[[ Input data open ]]

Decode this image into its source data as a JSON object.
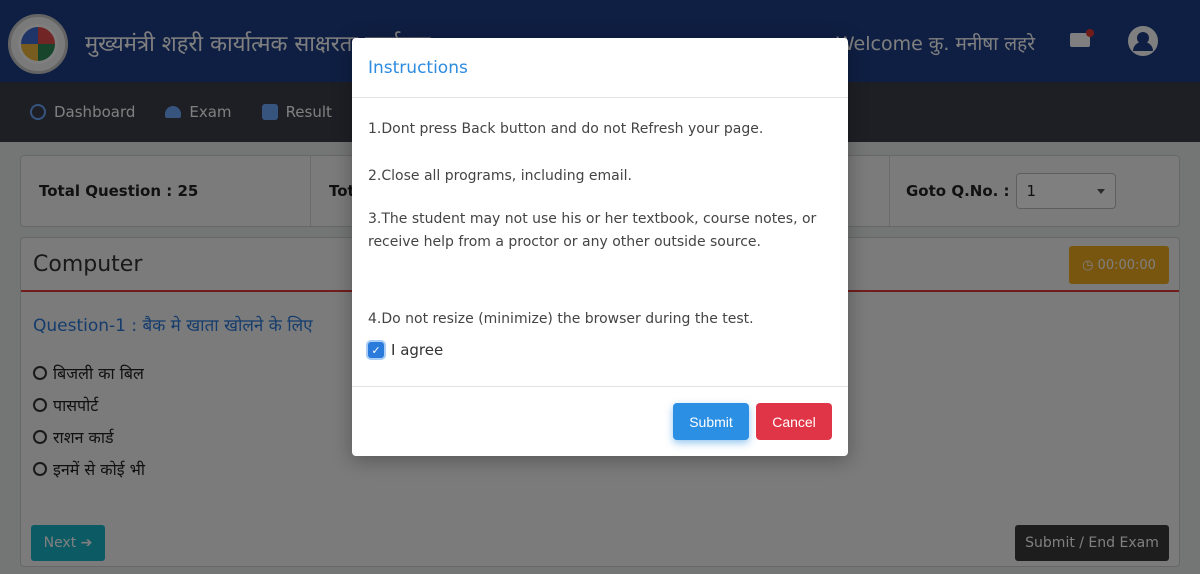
{
  "header": {
    "site_title": "मुख्यमंत्री शहरी कार्यात्मक साक्षरता कार्यक्रम",
    "welcome": "Welcome कु. मनीषा लहरे"
  },
  "nav": {
    "items": [
      {
        "label": "Dashboard",
        "icon": "dashboard-icon"
      },
      {
        "label": "Exam",
        "icon": "exam-icon"
      },
      {
        "label": "Result",
        "icon": "result-icon"
      }
    ]
  },
  "stats": {
    "total_question": "Total Question : 25",
    "total_partial": "Tot",
    "goto_label": "Goto Q.No. :",
    "goto_value": "1"
  },
  "question_panel": {
    "subject": "Computer",
    "timer": "00:00:00",
    "question": "Question-1 : बैक मे खाता खोलने के लिए",
    "options": [
      "बिजली का बिल",
      "पासपोर्ट",
      "राशन कार्ड",
      "इनमें से कोई भी"
    ],
    "next_label": "Next ➔",
    "end_label": "Submit / End Exam"
  },
  "modal": {
    "title": "Instructions",
    "instructions": [
      "1.Dont press Back button and do not Refresh your page.",
      "2.Close all programs, including email.",
      "3.The student may not use his or her textbook, course notes, or receive help from a proctor or any other outside source.",
      "4.Do not resize (minimize) the browser during the test."
    ],
    "agree_label": "I agree",
    "agree_checked": true,
    "submit_label": "Submit",
    "cancel_label": "Cancel"
  },
  "colors": {
    "header_bg": "#1f3f87",
    "nav_bg": "#3b3f4a",
    "modal_title": "#2d8be0",
    "submit": "#2b8fe3",
    "cancel": "#e03546",
    "timer": "#f0ad1e",
    "next": "#18b6c9"
  }
}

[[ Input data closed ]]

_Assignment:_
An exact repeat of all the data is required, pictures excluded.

_Exercise result:_
Decode this image into its source data as a JSON object.
{
  "header": {
    "site_title": "मुख्यमंत्री शहरी कार्यात्मक साक्षरता कार्यक्रम",
    "welcome": "Welcome कु. मनीषा लहरे"
  },
  "nav": {
    "items": [
      {
        "label": "Dashboard",
        "icon": "dashboard-icon"
      },
      {
        "label": "Exam",
        "icon": "exam-icon"
      },
      {
        "label": "Result",
        "icon": "result-icon"
      }
    ]
  },
  "stats": {
    "total_question": "Total Question : 25",
    "total_partial": "Tot",
    "goto_label": "Goto Q.No. :",
    "goto_value": "1"
  },
  "question_panel": {
    "subject": "Computer",
    "timer": "00:00:00",
    "question": "Question-1 : बैक मे खाता खोलने के लिए",
    "options": [
      "बिजली का बिल",
      "पासपोर्ट",
      "राशन कार्ड",
      "इनमें से कोई भी"
    ],
    "next_label": "Next ➔",
    "end_label": "Submit / End Exam"
  },
  "modal": {
    "title": "Instructions",
    "instructions": [
      "1.Dont press Back button and do not Refresh your page.",
      "2.Close all programs, including email.",
      "3.The student may not use his or her textbook, course notes, or receive help from a proctor or any other outside source.",
      "4.Do not resize (minimize) the browser during the test."
    ],
    "agree_label": "I agree",
    "agree_checked": true,
    "submit_label": "Submit",
    "cancel_label": "Cancel"
  },
  "colors": {
    "header_bg": "#1f3f87",
    "nav_bg": "#3b3f4a",
    "modal_title": "#2d8be0",
    "submit": "#2b8fe3",
    "cancel": "#e03546",
    "timer": "#f0ad1e",
    "next": "#18b6c9"
  }
}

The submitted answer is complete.